Having now heard the surprisingly limp output of the predictably monikered IV, I doubt very much if they’ll continue to tour with similarly noisome company. Gone is the fantastically unhinged, disembodied element of Dallas Taylor’s howl and gone are the wild, rabble-rousing guitar leads. Also gone are the fun touches hidden within both II and III, leaving behind a joylessly bland, rock-by-numbers imprint. It’s fair to say the rigours of the aforementioned kinds of tours has meant that, since III, they have had a bit of a personnel transplant so maybe it’s not so surprising after all. So radical are the changes that only lead vocalist Taylor and guitarist Chad Huff (who only joined, himself, right before they recorded 2009′s III) remain in position.
The songs still swing with that indicatively Southern, swampy, blues rock swing that so marks the band out. However, they are now top-loaded with pop hooks, emotionless repetition, harmonies and unsettlingly weak melodies. Tracks like “Faith Healer (Bring Me Down)” and “Open Your Eyes” drift past on the air like wet farts; instead of being punchy, addictive pop, this is the kind of ineffectual mainstream twaddle that invites a quick switch of stations. I’m all for a good, well-written, hook-laden pop song so, by all means, bring your music to the masses if it has something new to say but please don’t water it down until so-little flavor remains.
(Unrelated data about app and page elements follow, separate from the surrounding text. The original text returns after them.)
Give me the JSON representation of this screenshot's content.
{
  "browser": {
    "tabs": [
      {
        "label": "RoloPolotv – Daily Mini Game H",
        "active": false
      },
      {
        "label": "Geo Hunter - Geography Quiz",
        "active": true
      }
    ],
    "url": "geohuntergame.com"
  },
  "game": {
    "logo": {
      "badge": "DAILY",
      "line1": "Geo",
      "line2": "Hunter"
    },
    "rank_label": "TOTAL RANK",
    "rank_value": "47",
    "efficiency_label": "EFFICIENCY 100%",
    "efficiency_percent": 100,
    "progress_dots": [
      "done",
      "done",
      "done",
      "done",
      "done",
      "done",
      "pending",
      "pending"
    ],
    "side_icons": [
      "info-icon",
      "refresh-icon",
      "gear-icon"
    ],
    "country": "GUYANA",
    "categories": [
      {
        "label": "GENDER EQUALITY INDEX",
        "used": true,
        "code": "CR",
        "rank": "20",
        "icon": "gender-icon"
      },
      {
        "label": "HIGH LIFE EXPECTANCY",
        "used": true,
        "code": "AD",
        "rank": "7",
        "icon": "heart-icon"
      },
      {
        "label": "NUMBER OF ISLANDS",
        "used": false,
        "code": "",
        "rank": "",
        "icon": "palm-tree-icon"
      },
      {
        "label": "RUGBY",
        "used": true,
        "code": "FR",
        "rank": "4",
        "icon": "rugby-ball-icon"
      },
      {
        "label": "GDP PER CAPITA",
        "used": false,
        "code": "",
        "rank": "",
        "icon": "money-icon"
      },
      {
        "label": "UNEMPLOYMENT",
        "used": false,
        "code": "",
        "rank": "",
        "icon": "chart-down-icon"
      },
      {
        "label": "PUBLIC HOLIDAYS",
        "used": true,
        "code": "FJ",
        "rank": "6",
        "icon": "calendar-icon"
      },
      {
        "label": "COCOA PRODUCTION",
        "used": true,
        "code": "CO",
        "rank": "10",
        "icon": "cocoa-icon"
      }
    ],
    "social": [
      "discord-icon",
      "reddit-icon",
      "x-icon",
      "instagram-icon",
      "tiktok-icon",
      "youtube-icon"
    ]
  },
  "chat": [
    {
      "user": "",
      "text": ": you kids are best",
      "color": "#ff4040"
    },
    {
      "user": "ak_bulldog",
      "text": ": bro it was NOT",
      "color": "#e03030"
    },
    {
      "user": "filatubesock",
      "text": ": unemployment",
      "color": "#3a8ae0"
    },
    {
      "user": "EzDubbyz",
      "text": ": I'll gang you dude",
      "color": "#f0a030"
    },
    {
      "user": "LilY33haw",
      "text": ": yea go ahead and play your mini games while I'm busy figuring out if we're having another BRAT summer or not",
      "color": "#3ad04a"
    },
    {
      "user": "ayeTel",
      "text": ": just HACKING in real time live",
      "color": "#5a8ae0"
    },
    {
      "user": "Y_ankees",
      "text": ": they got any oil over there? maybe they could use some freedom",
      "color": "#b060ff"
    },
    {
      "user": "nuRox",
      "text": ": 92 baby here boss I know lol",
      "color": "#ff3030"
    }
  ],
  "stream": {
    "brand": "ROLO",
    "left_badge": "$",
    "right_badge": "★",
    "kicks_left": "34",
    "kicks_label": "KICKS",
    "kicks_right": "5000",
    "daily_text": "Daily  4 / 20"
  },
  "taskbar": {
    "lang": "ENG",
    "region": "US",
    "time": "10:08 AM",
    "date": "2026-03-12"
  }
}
There are moments of hope amongst all this doom and gloom. Opener “In Dead We Dream” reminds us what the band are capable of when they ramp it back up, “Cat’s Walk” pares down the mix to inject an unexpectedly punkish kick, “Drought Of ’85″, though dreadfully repetitious, allows you a moment to revel in the track’s change to acoustic and steel guitars, and “Killing Me Slow” has a crafty, black-key riff, pre-chorus, that duck-walks effectively into a fat-ass groove. Of course the bass is still reassuringly deep and strong and the album pacing is still pretty much spot on. Past that, it’s hard to find anything of merit. Slow-numbers “Come For You” and “Taking On Water” speak, unforgivably, from somewhere other than the heart and “Fate Games” and “Never Enough”, at under four minutes, offer nothing but filler. Considering the fresh personnel, I just don’t see how this can be. Listening closely, I get this strong feeling about IV that suggests, for whatever reason, this is now just a band going through the motions.
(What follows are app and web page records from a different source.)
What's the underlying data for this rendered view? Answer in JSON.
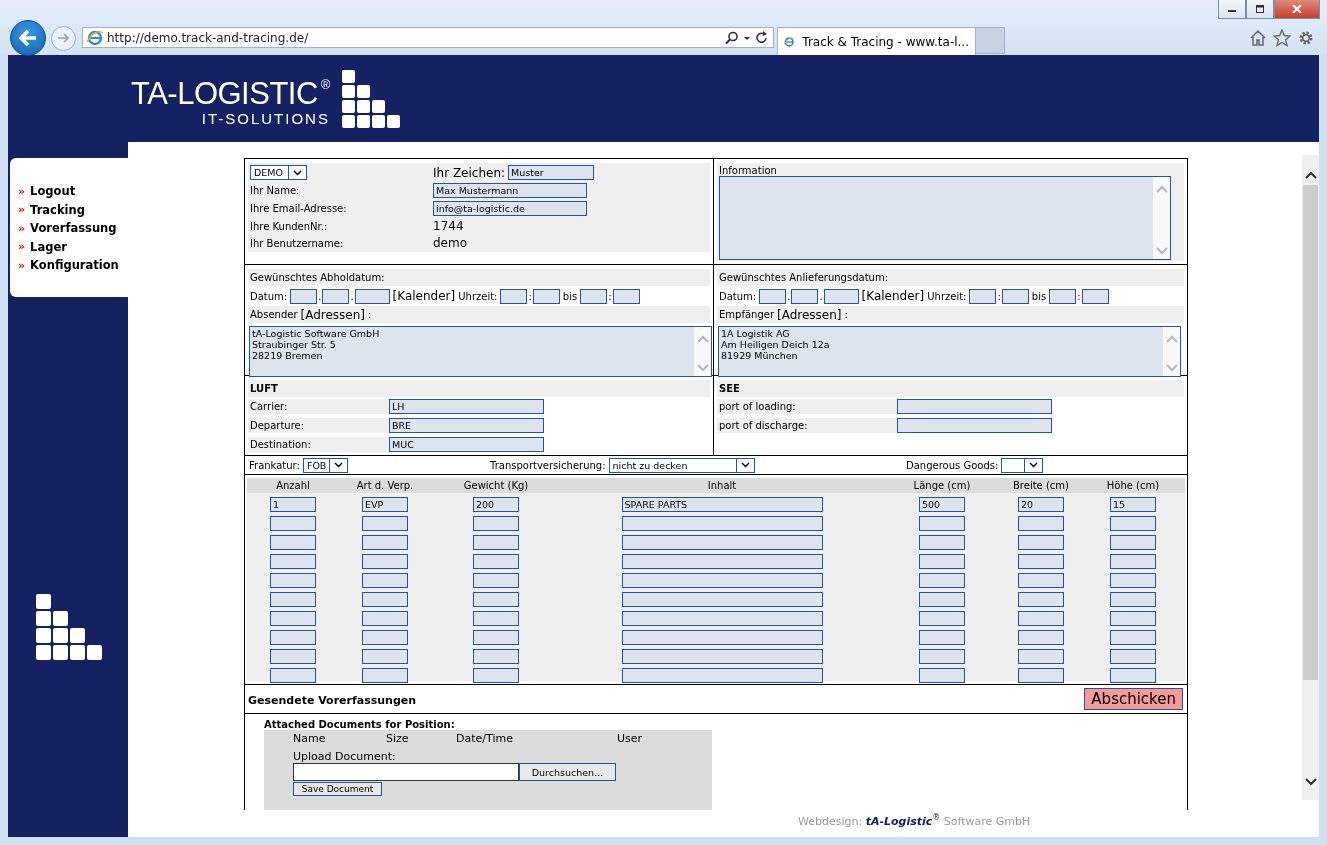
{
  "browser": {
    "url": "http://demo.track-and-tracing.de/",
    "tab_title": "Track & Tracing - www.ta-l..."
  },
  "header": {
    "brand": "TA-LOGISTIC$^{®}$",
    "tagline": "IT-SOLUTIONS"
  },
  "menu": [
    {
      "marker": "»",
      "label": "Logout"
    },
    {
      "marker": "»",
      "label": "Tracking"
    },
    {
      "marker": "»",
      "label": "Vorerfassung"
    },
    {
      "marker": "»",
      "label": "Lager"
    },
    {
      "marker": "»",
      "label": "Konfiguration"
    }
  ],
  "customer": {
    "account_select": "DEMO",
    "reference_label": "Ihr Zeichen:",
    "reference_value": "Muster",
    "rows": [
      {
        "kind": "input",
        "label": "Ihr Name:",
        "value": "Max Mustermann"
      },
      {
        "kind": "input",
        "label": "Ihre Email-Adresse:",
        "value": "info@ta-logistic.de"
      },
      {
        "kind": "text",
        "label": "Ihre KundenNr.:",
        "value": "1744"
      },
      {
        "kind": "text",
        "label": "Ihr Benutzername:",
        "value": "demo"
      }
    ]
  },
  "information": {
    "label": "Information"
  },
  "pickup": {
    "title": "Gewünschtes Abholdatum:",
    "date_row": [
      {
        "kind": "label",
        "text": "Datum:"
      },
      {
        "kind": "day"
      },
      {
        "kind": "sep",
        "text": "."
      },
      {
        "kind": "day"
      },
      {
        "kind": "sep",
        "text": "."
      },
      {
        "kind": "year"
      },
      {
        "kind": "link",
        "text": "[Kalender]"
      },
      {
        "kind": "label",
        "text": "Uhrzeit:"
      },
      {
        "kind": "time"
      },
      {
        "kind": "sep",
        "text": ":"
      },
      {
        "kind": "time"
      },
      {
        "kind": "label",
        "text": "bis"
      },
      {
        "kind": "time"
      },
      {
        "kind": "sep",
        "text": ":"
      },
      {
        "kind": "time"
      }
    ],
    "party_label": "Absender",
    "party_link": "[Adressen]",
    "party_suffix": ":",
    "address": "tA-Logistic Software GmbH\nStraubinger Str. 5\n28219 Bremen"
  },
  "delivery": {
    "title": "Gewünschtes Anlieferungsdatum:",
    "date_row": [
      {
        "kind": "label",
        "text": "Datum:"
      },
      {
        "kind": "day"
      },
      {
        "kind": "sep",
        "text": "."
      },
      {
        "kind": "day"
      },
      {
        "kind": "sep",
        "text": "."
      },
      {
        "kind": "year"
      },
      {
        "kind": "link",
        "text": "[Kalender]"
      },
      {
        "kind": "label",
        "text": "Uhrzeit:"
      },
      {
        "kind": "time"
      },
      {
        "kind": "sep",
        "text": ":"
      },
      {
        "kind": "time"
      },
      {
        "kind": "label",
        "text": "bis"
      },
      {
        "kind": "time"
      },
      {
        "kind": "sep",
        "text": ":"
      },
      {
        "kind": "time"
      }
    ],
    "party_label": "Empfänger",
    "party_link": "[Adressen]",
    "party_suffix": ":",
    "address": "1A Logistik AG\nAm Heiligen Deich 12a\n81929 München"
  },
  "air": {
    "title": "LUFT",
    "rows": [
      {
        "label": "Carrier:",
        "value": "LH"
      },
      {
        "label": "Departure:",
        "value": "BRE"
      },
      {
        "label": "Destination:",
        "value": "MUC"
      }
    ]
  },
  "sea": {
    "title": "SEE",
    "rows": [
      {
        "label": "port of loading:"
      },
      {
        "label": "port of discharge:"
      }
    ]
  },
  "options": [
    {
      "label": "Frankatur:",
      "value": "FOB"
    },
    {
      "label": "Transportversicherung:",
      "value": "nicht zu decken"
    },
    {
      "label": "Dangerous Goods:"
    }
  ],
  "positions": {
    "columns": [
      "Anzahl",
      "Art d. Verp.",
      "Gewicht (Kg)",
      "Inhalt",
      "Länge (cm)",
      "Breite (cm)",
      "Höhe (cm)"
    ],
    "rows": [
      {
        "kind": "filled",
        "values": [
          "1",
          "EVP",
          "200",
          "SPARE PARTS",
          "500",
          "20",
          "15"
        ]
      },
      {
        "kind": "blank"
      },
      {
        "kind": "blank"
      },
      {
        "kind": "blank"
      },
      {
        "kind": "blank"
      },
      {
        "kind": "blank"
      },
      {
        "kind": "blank"
      },
      {
        "kind": "blank"
      },
      {
        "kind": "blank"
      },
      {
        "kind": "blank"
      }
    ]
  },
  "sent": {
    "title": "Gesendete Vorerfassungen",
    "submit": "Abschicken"
  },
  "attachments": {
    "title": "Attached Documents for Position:",
    "columns": [
      "Name",
      "Size",
      "Date/Time",
      "User"
    ],
    "upload_label": "Upload Document:",
    "browse": "Durchsuchen...",
    "save": "Save Document"
  },
  "footer": "Webdesign: *tA-Logistic*$^{®}$ Software GmbH"
}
Poppier than ever and, despite their protestations to the opposite, preachier than ever (the less said about “Faith Healer” and “Off To The Laughing Place” the better), IV is the sound of Ma Bakers’ boys attempting to grow up. Sadly, they also appear to be growing out. Following the path most-trodden may lead to a pot of gold but on this evidence, as karma dictates, there will be no fans there to greet them when they claim their prize.
Also online @ The NewReview (with samples) = http://thenewreview.net/reviews/maylene-and-the-sons-of-disaster-iv